The MCBC provides access to the LSU-SVM Library for all LBRN-funded junior investigators by arranging adjunct faculty status in the Department of Pathobiological Sciences. LBRN junior investigators have direct access to both physical and electronic resources of the Library. Located on the first floor of the Veterinary Medicine Building, the Library occupies 7,400 square feet with a seating capacity of 112. Current holdings include approximately 47,000 volumes and 603 current periodical titles, dealing with all aspects of veterinary medicine, as well as selected materials on human medicine, comparative medicine, public health, the animal sciences and other related areas. The SVM Library offers online journal access to hundreds of scientific journals not available to investigators on PUI campuses. In addition, the Library in conjunction with BioMMED offers 3 Current Protocols titles for electronic use through the Library website. These titles are “Current Protocols in Molecular Biology”, “Current Protocols in Cell Biology”, and “Current Protocols in Immunology”. Coordination of these efforts is handled by Dr. Gus Kousoulas in conjunction with Christine Mitchell, SVM Library Director.
Other COBRE Core Facilities
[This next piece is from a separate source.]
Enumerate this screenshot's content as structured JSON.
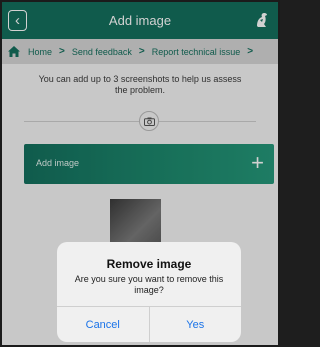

The MCBC facilitates the use and access of the centralized facilities of three other COBREs for all LBRN junior investigators. Of particular interest is the advanced Molecular Immunology and Cell Analysis Core of the LSUHSC-NO COBRE (Ochoa) http://www.lcrc.info/research/cellAnalysis.html, the Bioinformatics Core of the LSUHSC-S COBRE (O’Callaghan) http://www.lsuhscmicrobiology.com/biocore.htm, which has advanced capabilities for microarray analyses including statistical and high throughput analyses, experimental design, data standardization and normalization, data pathway and other confirmatory analyses, data storage, sharing and management and integration of the project-related data into public databases. It is worth noting that this COBRE bioinformatics Core is now co-managed by investigators Urska Cvek and Marjan Trutschl from LSU-S who were previously funded by the INBRE. Finally, the PBRC COBRE (Gettys) Cell Biology and Imaging Core http://labs.pbrc.edu/cellbiology/ has advanced facilities for live imaging of small animals including monitoring of metabolic parameters, etc. PBRC has also transgenic facilities and advanced proteomic facilities that can be accessed through the PBRC COBRE.
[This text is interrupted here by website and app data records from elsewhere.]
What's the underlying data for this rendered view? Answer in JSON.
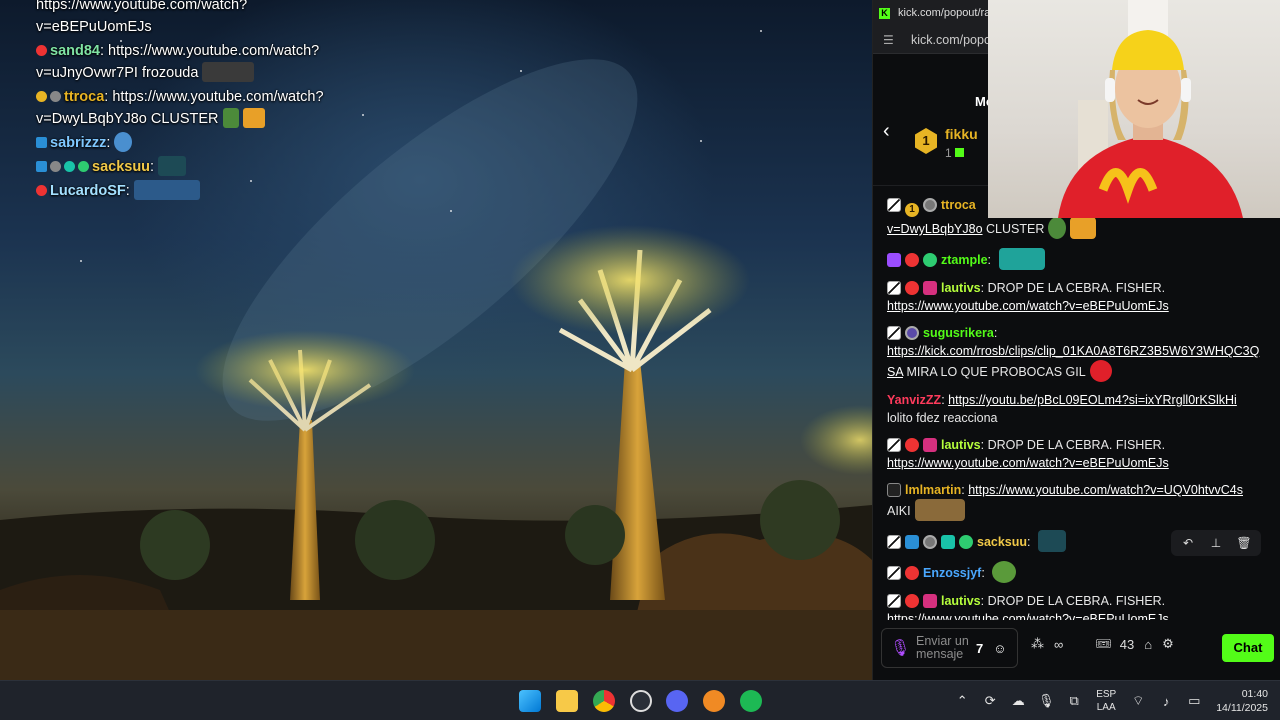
{
  "overlay_chat": [
    {
      "name": "",
      "name_color": "",
      "text": "https://www.youtube.com/watch?",
      "text2": "v=eBEPuUomEJs"
    },
    {
      "name": "sand84",
      "name_color": "#7fe3a3",
      "text": "https://www.youtube.com/watch?",
      "text2": "v=uJnyOvwr7PI frozouda"
    },
    {
      "name": "ttroca",
      "name_color": "#e7b424",
      "text": "https://www.youtube.com/watch?",
      "text2": "v=DwyLBqbYJ8o CLUSTER"
    },
    {
      "name": "sabrizzz",
      "name_color": "#7fc8ff",
      "text": "",
      "text2": ""
    },
    {
      "name": "sacksuu",
      "name_color": "#f0c848",
      "text": "",
      "text2": ""
    },
    {
      "name": "LucardoSF",
      "name_color": "#a4e0ff",
      "text": "",
      "text2": ""
    }
  ],
  "browser": {
    "tab_title": "kick.com/popout/rage",
    "address": "kick.com/popout",
    "mod_label": "Mo",
    "pinned": {
      "rank": "1",
      "name": "fikku",
      "count": "1"
    }
  },
  "messages": [
    {
      "user": "ttroca",
      "color": "#e7b424",
      "text": "",
      "link": "",
      "line2_link": "v=DwyLBqbYJ8o",
      "line2_text": "CLUSTER"
    },
    {
      "user": "ztample",
      "color": "#53fc18",
      "text": "",
      "link": "",
      "line2_link": "",
      "line2_text": ""
    },
    {
      "user": "lautivs",
      "color": "#b6ff3c",
      "text": "DROP DE LA CEBRA. FISHER.",
      "link": "",
      "line2_link": "https://www.youtube.com/watch?v=eBEPuUomEJs",
      "line2_text": ""
    },
    {
      "user": "sugusrikera",
      "color": "#53fc18",
      "text": "",
      "link": "",
      "line2_link": "https://kick.com/rrosb/clips/clip_01KA0A8T6RZ3B5W6Y3WHQC3QSA",
      "line2_text": "MIRA LO QUE PROBOCAS GIL"
    },
    {
      "user": "YanvizZZ",
      "color": "#ff3b5c",
      "text": "",
      "link": "https://youtu.be/pBcL09EOLm4?si=ixYRrgll0rKSlkHi",
      "line2_link": "",
      "line2_text": "lolito fdez reacciona"
    },
    {
      "user": "lautivs",
      "color": "#b6ff3c",
      "text": "DROP DE LA CEBRA. FISHER.",
      "link": "",
      "line2_link": "https://www.youtube.com/watch?v=eBEPuUomEJs",
      "line2_text": ""
    },
    {
      "user": "lmlmartin",
      "color": "#e7b424",
      "text": "",
      "link": "https://www.youtube.com/watch?v=UQV0htvvC4s",
      "line2_link": "",
      "line2_text": "AIKI"
    },
    {
      "user": "sacksuu",
      "color": "#f0c848",
      "text": "",
      "link": "",
      "line2_link": "",
      "line2_text": ""
    },
    {
      "user": "Enzossjyf",
      "color": "#4aa8ff",
      "text": "",
      "link": "",
      "line2_link": "",
      "line2_text": ""
    },
    {
      "user": "lautivs",
      "color": "#b6ff3c",
      "text": "DROP DE LA CEBRA. FISHER.",
      "link": "",
      "line2_link": "https://www.youtube.com/watch?v=eBEPuUomEJs",
      "line2_text": ""
    }
  ],
  "composer": {
    "placeholder": "Enviar un mensaje",
    "emote_label": "7",
    "points": "43",
    "chat_button": "Chat"
  },
  "taskbar": {
    "lang": "ESP",
    "lang2": "LAA",
    "time": "01:40",
    "date": "14/11/2025"
  },
  "colors": {
    "kick_green": "#53fc18",
    "gold": "#e7b424"
  }
}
Last Updated: Thursday, November 10 2011 @ 11:19 AM CST|Hits: 3,700